▶ _Data extracts_

# # #

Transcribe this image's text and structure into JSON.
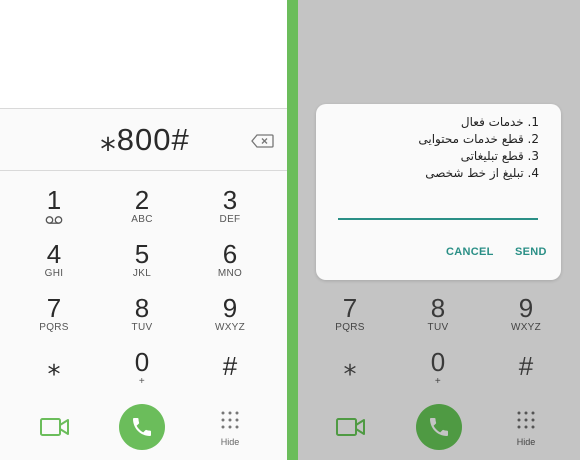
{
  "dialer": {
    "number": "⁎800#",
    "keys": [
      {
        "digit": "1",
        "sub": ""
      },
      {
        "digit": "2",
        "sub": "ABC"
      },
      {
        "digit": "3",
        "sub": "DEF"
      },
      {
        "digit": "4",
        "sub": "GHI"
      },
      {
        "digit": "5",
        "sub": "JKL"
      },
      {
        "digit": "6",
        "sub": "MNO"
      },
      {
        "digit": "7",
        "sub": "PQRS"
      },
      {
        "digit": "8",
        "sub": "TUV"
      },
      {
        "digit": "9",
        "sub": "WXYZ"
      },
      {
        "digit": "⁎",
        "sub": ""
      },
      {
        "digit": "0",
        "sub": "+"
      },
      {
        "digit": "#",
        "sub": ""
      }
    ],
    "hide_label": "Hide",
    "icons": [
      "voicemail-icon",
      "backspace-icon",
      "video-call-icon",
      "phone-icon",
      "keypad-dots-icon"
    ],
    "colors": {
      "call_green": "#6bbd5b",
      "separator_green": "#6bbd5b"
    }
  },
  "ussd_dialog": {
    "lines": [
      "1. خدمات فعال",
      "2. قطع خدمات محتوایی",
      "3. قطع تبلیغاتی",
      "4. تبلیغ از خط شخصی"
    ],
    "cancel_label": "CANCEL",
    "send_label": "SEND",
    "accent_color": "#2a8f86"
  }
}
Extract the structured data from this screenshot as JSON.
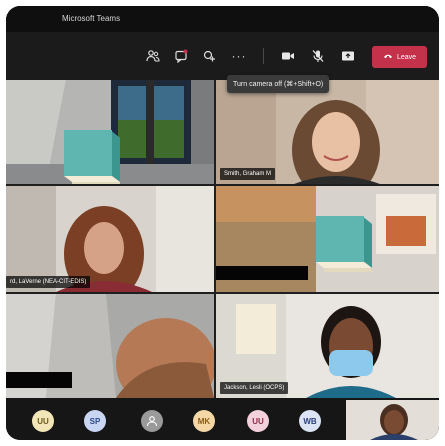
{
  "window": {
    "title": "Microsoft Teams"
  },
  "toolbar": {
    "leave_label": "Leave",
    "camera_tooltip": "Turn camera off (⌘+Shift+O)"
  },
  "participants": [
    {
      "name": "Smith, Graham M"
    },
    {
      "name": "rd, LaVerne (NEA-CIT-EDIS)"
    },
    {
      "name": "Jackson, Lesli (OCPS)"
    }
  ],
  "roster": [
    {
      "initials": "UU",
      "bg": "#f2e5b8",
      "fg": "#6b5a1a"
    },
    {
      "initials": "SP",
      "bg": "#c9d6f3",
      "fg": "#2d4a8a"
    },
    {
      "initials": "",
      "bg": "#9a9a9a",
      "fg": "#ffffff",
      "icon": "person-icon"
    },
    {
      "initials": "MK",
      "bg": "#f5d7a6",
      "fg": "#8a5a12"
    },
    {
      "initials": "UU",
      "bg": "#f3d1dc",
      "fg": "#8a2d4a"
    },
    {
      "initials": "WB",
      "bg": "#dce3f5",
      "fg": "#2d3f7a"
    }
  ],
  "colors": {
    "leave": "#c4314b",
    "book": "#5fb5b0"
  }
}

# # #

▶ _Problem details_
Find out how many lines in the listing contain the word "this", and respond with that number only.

▶ _Your solution_
2